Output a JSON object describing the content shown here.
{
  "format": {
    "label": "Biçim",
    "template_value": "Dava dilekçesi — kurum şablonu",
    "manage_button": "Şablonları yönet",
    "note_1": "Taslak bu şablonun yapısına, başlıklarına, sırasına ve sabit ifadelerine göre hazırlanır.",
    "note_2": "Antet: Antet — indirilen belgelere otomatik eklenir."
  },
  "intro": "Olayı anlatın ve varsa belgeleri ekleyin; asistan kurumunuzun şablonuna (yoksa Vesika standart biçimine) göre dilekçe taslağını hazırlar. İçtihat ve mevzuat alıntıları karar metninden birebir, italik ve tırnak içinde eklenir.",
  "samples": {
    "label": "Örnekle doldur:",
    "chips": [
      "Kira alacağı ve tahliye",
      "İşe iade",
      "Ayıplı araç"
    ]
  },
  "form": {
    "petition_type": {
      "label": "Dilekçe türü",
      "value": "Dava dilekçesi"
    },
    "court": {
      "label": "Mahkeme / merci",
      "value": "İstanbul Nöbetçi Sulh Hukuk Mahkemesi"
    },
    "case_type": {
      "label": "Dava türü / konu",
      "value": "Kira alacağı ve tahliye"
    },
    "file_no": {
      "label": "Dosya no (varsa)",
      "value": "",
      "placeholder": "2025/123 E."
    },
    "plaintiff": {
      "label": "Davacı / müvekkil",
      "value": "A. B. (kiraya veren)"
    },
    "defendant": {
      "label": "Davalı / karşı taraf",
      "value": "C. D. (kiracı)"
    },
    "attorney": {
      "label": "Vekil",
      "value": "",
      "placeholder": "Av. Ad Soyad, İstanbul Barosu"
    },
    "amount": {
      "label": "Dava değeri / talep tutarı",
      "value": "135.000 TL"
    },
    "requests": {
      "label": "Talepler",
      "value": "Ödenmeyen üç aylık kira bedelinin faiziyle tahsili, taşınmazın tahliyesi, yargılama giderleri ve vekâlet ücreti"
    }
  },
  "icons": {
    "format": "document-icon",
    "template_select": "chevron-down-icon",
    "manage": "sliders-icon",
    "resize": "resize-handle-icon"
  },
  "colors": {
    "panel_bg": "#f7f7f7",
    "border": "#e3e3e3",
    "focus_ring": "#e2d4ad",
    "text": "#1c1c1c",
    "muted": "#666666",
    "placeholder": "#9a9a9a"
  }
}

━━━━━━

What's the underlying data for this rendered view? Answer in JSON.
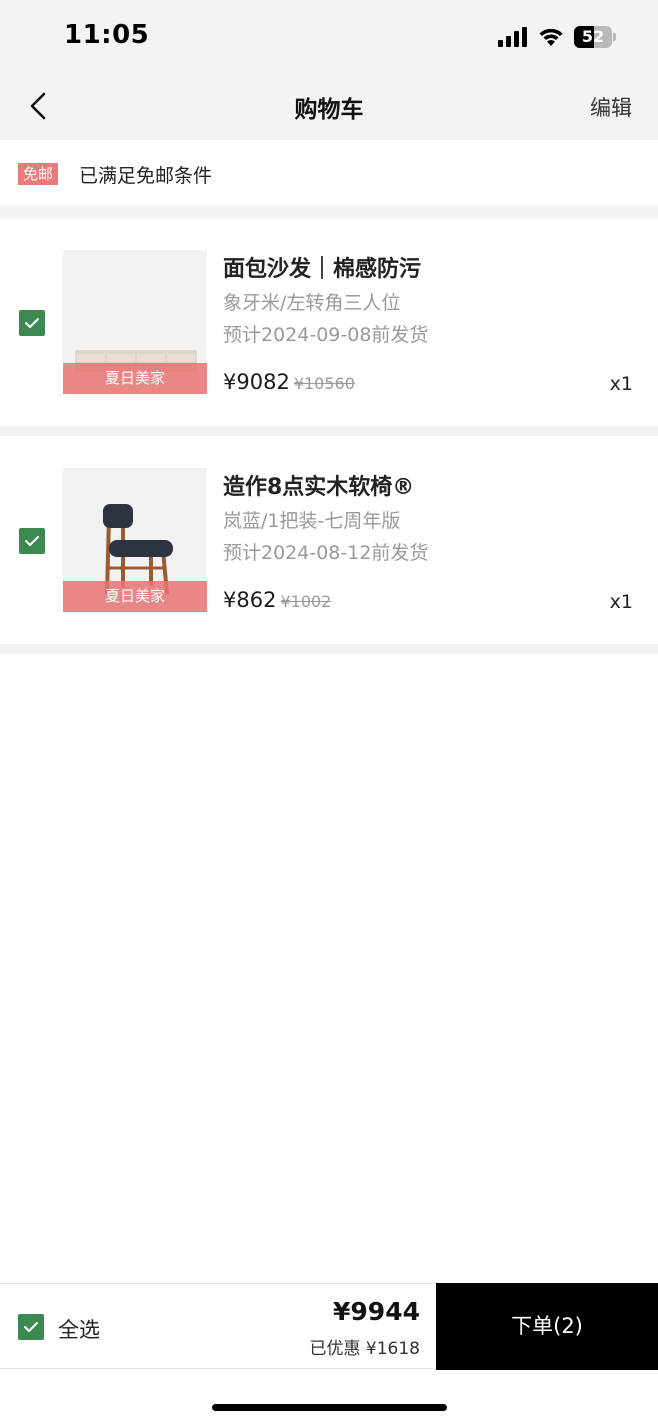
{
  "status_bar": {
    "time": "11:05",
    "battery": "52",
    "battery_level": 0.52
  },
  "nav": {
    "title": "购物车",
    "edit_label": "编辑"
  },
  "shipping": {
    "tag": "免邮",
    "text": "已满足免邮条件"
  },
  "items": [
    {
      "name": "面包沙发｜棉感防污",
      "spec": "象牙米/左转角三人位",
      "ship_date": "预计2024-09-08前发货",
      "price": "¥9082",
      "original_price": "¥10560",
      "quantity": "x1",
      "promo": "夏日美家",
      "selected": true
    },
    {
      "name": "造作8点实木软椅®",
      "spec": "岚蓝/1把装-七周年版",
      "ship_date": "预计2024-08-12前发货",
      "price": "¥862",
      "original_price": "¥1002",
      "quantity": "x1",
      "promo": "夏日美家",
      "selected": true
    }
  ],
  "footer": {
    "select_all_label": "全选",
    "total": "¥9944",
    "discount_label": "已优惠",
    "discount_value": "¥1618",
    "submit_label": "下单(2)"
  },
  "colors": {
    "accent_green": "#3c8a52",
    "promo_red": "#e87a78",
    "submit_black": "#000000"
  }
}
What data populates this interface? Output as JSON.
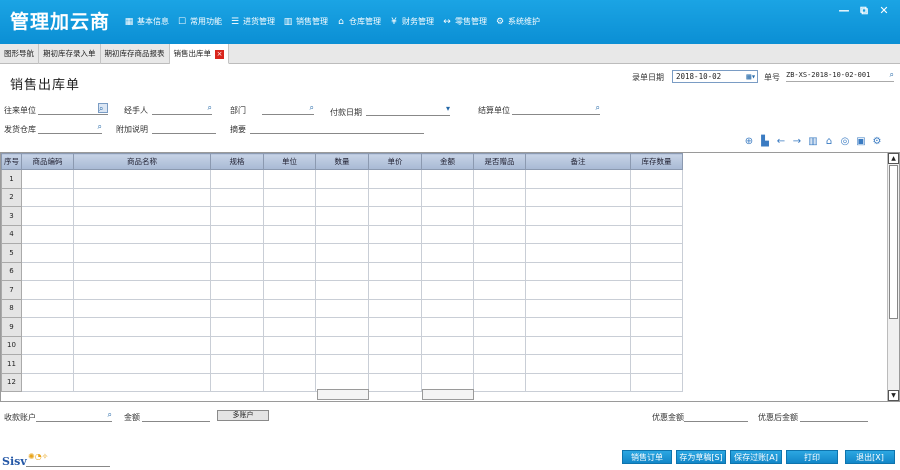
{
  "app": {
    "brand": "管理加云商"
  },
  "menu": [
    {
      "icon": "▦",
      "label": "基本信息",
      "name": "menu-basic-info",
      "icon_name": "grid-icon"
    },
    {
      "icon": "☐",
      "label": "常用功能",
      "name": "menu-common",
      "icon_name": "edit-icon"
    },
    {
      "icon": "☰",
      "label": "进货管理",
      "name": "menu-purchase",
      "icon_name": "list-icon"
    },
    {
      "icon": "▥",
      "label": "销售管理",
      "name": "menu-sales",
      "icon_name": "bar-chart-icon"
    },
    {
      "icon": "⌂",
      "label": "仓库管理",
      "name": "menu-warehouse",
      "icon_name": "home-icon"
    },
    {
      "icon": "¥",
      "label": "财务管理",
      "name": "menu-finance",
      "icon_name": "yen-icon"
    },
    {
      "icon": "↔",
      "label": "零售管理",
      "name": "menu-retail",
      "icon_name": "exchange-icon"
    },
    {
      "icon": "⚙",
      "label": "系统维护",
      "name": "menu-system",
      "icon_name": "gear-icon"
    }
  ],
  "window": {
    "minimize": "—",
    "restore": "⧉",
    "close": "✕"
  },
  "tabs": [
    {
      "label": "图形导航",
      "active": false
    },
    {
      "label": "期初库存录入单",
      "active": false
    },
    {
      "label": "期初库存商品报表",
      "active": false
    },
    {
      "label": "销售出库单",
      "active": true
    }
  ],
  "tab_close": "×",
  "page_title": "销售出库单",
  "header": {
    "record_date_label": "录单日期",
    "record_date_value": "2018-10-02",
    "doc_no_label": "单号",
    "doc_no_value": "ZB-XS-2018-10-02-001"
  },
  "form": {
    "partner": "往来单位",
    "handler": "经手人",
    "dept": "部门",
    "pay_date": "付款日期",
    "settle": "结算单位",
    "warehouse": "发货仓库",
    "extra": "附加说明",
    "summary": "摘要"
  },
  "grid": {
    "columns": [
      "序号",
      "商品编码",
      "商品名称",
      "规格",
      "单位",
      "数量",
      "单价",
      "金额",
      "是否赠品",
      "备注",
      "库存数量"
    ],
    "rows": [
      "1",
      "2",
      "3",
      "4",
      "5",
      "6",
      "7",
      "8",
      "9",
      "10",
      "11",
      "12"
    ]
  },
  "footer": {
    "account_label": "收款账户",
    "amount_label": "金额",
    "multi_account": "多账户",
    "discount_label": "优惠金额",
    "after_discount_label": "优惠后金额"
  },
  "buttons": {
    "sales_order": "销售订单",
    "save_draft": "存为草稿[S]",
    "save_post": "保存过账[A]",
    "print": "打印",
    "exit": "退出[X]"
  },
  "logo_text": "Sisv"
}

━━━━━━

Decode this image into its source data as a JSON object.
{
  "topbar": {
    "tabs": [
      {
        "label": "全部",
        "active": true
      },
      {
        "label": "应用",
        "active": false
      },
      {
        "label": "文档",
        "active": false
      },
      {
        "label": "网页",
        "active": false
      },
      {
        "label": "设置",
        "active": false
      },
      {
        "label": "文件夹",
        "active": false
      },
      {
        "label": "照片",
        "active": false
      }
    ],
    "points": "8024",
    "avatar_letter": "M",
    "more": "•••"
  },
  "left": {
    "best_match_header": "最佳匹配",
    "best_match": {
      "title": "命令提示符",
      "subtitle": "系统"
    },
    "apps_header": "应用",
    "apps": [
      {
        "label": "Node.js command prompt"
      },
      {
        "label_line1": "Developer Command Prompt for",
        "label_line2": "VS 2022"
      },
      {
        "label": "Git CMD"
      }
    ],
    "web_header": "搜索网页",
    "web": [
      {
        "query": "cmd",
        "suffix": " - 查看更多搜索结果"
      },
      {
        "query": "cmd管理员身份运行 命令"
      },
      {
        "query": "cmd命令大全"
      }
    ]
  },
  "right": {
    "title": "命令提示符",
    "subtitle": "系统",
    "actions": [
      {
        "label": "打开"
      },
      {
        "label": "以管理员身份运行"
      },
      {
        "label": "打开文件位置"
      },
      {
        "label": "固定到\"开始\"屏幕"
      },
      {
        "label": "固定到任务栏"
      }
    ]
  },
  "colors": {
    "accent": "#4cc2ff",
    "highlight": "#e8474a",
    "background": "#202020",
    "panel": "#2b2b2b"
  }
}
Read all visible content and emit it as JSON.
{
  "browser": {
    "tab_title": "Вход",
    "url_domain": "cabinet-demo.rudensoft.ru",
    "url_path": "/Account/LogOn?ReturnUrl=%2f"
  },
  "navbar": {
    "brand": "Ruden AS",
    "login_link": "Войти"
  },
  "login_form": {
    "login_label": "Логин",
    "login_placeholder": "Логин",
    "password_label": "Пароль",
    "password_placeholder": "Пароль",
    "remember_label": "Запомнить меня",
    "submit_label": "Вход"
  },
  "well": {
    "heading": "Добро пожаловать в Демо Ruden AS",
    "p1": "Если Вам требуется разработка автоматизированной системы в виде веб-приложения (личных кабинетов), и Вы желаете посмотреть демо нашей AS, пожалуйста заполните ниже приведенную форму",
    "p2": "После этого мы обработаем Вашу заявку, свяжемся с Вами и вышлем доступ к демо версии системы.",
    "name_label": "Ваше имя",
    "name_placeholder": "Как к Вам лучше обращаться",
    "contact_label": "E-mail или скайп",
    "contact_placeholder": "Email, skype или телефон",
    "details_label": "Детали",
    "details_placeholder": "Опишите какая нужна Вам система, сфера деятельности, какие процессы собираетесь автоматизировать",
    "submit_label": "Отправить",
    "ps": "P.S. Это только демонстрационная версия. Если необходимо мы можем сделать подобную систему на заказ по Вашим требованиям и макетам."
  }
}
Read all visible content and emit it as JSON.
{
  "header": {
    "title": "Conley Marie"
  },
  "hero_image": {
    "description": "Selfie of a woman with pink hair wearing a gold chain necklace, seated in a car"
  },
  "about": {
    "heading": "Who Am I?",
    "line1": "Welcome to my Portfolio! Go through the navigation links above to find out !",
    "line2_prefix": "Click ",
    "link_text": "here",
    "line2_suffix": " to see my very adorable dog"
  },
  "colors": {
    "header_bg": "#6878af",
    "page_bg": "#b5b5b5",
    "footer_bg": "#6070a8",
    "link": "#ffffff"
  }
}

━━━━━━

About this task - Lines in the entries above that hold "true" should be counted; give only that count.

Solution - 4